A 6.3-magnitude aftershock hit close to Turkey’s southern border with Syria on Monday, two weeks after a massive earthquake killed tens of thousands of people in both countries.
The magnitude 6.3 aftershock which struck southern Turkey on Monday, killed at least three people and injuring hundreds more, according to Turkish and Syrian officials.
The quake struck Turkey’s southern Hatay province, near the Syrian border, Turkey’s Disaster and Emergency Management Agency (AFAD) said Monday.
The quake’s epicenter was in the province’s Defne district, Turkish Interior Minister Süleyman Soylu said Monday, adding that there have been 26 aftershocks since.
Turkish officials say at least three people were killed and 294 people were injured following Monday’s aftershocks.
In the city of Antakya in the country’s southern Hatay province, three men were trapped when a building that had survived the initial quake two weeks ago collapsed, according to their relative, Yahya Hallak.
Hundreds of rescuers worked into the early hours of Tuesday morning trying to reach the men, some falling asleep on rubble next to fires to stay warm, as others endured freezing conditions to shift heavy rubble.
In northwest Syria, more than 130 people were injured in Monday’s quake, which caused a number of other buildings to collapse, the White Helmets volunteer rescue group said.

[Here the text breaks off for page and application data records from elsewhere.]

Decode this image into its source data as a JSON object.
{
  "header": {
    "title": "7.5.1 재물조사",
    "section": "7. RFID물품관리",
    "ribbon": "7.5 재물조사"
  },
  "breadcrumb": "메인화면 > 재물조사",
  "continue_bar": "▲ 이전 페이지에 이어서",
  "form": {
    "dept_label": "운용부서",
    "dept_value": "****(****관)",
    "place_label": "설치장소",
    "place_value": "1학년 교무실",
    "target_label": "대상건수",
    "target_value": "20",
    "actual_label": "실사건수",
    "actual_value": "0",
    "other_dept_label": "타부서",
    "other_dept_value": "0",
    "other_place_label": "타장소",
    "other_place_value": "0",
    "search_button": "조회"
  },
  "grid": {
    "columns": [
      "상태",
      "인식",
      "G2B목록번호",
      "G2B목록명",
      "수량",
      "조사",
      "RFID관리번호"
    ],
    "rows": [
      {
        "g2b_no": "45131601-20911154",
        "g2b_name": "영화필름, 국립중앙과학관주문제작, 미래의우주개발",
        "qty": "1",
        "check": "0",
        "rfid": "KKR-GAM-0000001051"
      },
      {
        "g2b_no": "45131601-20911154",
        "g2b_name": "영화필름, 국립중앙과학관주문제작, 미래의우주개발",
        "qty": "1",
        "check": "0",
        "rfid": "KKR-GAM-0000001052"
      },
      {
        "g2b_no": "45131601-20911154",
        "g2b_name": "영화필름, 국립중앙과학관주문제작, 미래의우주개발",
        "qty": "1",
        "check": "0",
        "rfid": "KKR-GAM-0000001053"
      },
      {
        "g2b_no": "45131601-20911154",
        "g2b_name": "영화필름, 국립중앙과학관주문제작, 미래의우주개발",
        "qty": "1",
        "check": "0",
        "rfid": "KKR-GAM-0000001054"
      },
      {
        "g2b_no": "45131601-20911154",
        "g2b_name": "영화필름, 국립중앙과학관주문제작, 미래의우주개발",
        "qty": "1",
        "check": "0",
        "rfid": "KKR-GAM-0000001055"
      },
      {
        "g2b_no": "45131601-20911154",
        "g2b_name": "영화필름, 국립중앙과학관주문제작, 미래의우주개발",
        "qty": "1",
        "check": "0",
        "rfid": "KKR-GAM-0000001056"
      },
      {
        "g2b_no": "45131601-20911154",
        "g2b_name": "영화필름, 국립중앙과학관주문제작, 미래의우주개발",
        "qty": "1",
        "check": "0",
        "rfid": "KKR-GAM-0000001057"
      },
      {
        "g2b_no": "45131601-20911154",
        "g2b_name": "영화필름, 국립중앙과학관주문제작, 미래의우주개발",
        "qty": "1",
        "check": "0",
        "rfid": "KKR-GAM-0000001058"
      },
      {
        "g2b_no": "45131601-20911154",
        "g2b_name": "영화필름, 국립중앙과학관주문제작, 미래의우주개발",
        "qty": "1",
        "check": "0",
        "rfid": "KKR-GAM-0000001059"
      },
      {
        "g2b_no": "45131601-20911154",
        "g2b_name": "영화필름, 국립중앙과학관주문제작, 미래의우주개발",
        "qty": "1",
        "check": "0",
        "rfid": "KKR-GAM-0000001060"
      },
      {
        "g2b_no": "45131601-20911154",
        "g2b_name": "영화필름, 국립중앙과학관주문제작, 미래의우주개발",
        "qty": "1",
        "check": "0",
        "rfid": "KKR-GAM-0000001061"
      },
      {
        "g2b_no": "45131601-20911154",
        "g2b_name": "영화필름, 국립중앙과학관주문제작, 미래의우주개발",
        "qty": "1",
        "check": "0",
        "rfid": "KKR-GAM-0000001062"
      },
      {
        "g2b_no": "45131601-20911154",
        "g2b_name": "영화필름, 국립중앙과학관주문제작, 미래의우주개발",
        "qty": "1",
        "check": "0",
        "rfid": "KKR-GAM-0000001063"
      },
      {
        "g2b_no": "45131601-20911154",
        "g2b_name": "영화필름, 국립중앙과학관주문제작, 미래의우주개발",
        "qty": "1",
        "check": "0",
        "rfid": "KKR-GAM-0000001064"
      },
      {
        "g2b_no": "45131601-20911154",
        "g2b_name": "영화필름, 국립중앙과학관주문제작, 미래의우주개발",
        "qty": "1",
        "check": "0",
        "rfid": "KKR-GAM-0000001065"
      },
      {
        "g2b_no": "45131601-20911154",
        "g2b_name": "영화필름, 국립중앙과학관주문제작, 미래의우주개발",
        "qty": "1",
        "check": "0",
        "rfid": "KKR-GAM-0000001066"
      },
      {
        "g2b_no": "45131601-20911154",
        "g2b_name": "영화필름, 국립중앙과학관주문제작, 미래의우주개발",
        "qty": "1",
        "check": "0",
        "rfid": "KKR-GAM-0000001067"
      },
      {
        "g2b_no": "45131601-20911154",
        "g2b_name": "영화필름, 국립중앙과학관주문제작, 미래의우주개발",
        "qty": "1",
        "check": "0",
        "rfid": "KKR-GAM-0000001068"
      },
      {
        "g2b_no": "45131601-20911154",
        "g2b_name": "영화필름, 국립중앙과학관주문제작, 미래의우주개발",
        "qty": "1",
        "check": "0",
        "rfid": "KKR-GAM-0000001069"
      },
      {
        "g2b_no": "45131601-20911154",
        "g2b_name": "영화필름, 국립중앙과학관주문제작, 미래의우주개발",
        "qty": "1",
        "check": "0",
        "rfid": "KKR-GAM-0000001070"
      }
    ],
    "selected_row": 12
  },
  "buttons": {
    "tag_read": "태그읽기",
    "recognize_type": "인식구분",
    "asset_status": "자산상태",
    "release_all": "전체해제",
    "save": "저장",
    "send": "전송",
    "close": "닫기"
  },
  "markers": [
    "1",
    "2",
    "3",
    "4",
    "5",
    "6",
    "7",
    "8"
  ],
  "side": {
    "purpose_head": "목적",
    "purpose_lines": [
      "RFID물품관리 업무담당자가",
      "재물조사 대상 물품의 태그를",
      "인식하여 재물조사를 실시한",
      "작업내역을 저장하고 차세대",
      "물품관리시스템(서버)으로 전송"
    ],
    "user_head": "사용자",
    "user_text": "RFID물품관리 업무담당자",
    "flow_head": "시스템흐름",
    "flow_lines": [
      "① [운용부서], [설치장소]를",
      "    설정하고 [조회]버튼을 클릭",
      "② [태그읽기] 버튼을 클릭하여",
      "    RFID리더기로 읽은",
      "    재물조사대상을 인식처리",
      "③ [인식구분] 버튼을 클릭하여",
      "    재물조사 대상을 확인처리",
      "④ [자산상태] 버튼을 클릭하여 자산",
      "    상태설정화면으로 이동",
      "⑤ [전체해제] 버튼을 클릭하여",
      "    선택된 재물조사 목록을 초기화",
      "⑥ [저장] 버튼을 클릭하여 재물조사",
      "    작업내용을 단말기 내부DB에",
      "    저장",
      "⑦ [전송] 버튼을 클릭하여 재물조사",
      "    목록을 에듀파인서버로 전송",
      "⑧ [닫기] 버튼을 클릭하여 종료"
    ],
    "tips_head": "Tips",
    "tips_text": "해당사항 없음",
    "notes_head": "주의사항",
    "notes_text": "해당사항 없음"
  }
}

“Our teams are working to take the injured to hospitals, inspect the affected villages and towns, and remove rubble to open the roads for the ambulances,” the White Helmets said.